> _WORK TASK_: Copy each line of the data below in which the word "icon" can be found.

***** PROVIDED DATA

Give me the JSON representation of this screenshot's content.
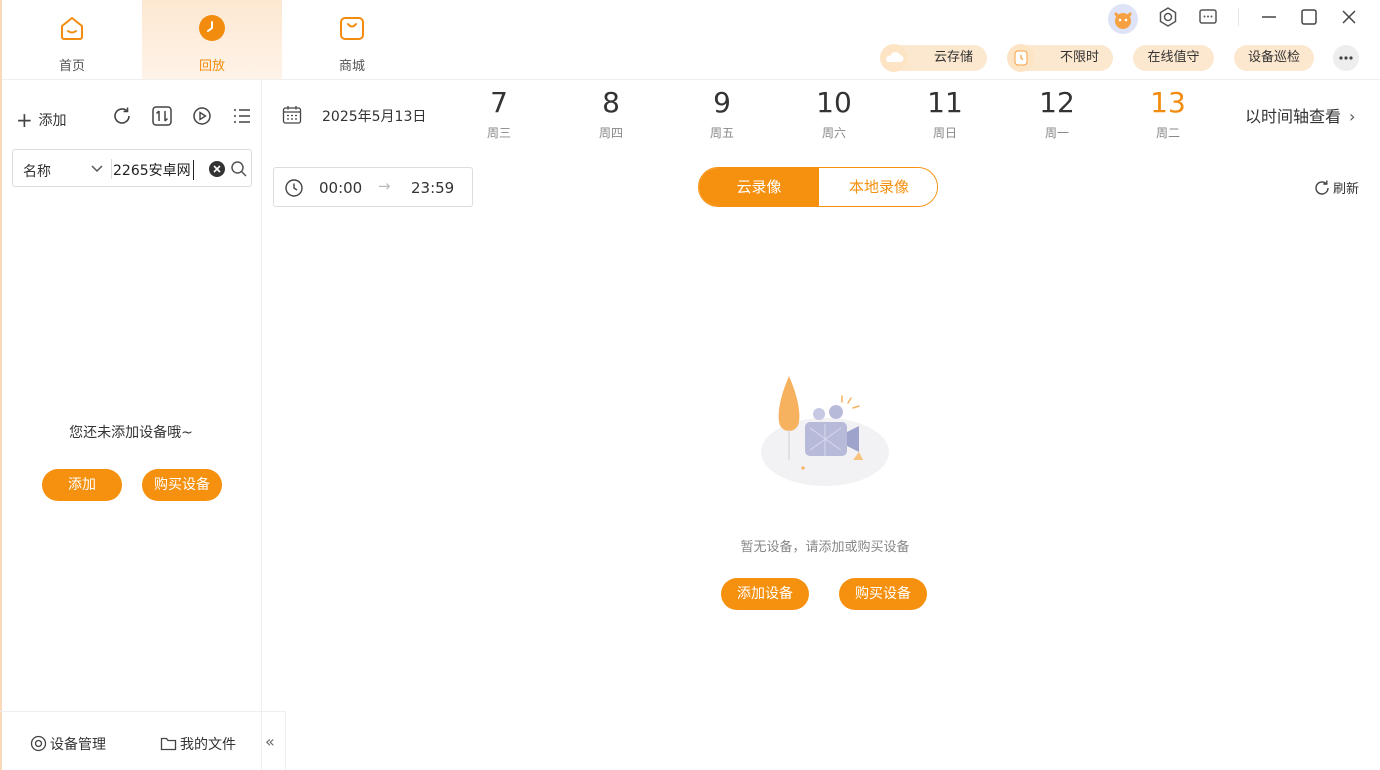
{
  "nav": {
    "tabs": [
      {
        "label": "首页",
        "icon": "home-icon"
      },
      {
        "label": "回放",
        "icon": "playback-clock-icon"
      },
      {
        "label": "商城",
        "icon": "shop-bag-icon"
      }
    ],
    "active": "回放"
  },
  "services": [
    {
      "label": "云存储",
      "icon": "cloud-icon"
    },
    {
      "label": "不限时",
      "icon": "timer-icon"
    },
    {
      "label": "在线值守"
    },
    {
      "label": "设备巡检"
    }
  ],
  "window_controls": [
    "avatar",
    "settings-icon",
    "message-icon",
    "minimize-icon",
    "maximize-icon",
    "close-icon"
  ],
  "left": {
    "add_label": "添加",
    "search": {
      "field": "名称",
      "value": "2265安卓网"
    },
    "empty_text": "您还未添加设备哦~",
    "add_button": "添加",
    "buy_button": "购买设备",
    "footer": {
      "device_mgmt": "设备管理",
      "my_files": "我的文件",
      "collapse": "«"
    }
  },
  "main": {
    "date": "2025年5月13日",
    "days": [
      {
        "num": "7",
        "wk": "周三"
      },
      {
        "num": "8",
        "wk": "周四"
      },
      {
        "num": "9",
        "wk": "周五"
      },
      {
        "num": "10",
        "wk": "周六"
      },
      {
        "num": "11",
        "wk": "周日"
      },
      {
        "num": "12",
        "wk": "周一"
      },
      {
        "num": "13",
        "wk": "周二"
      }
    ],
    "active_day": "13",
    "timeline_link": "以时间轴查看",
    "time_start": "00:00",
    "time_arrow": "→",
    "time_end": "23:59",
    "tab_cloud": "云录像",
    "tab_local": "本地录像",
    "refresh": "刷新",
    "empty_text": "暂无设备，请添加或购买设备",
    "add_device": "添加设备",
    "buy_device": "购买设备"
  },
  "colors": {
    "accent": "#f6900f",
    "accent_light": "#fce7cf",
    "text": "#333333"
  }
}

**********

> _RESPONSE_:
        "icon": "home-icon"
        "icon": "playback-clock-icon"
        "icon": "shop-bag-icon"
      "icon": "cloud-icon"
      "icon": "timer-icon"
    "settings-icon",
    "message-icon",
    "minimize-icon",
    "maximize-icon",
    "close-icon"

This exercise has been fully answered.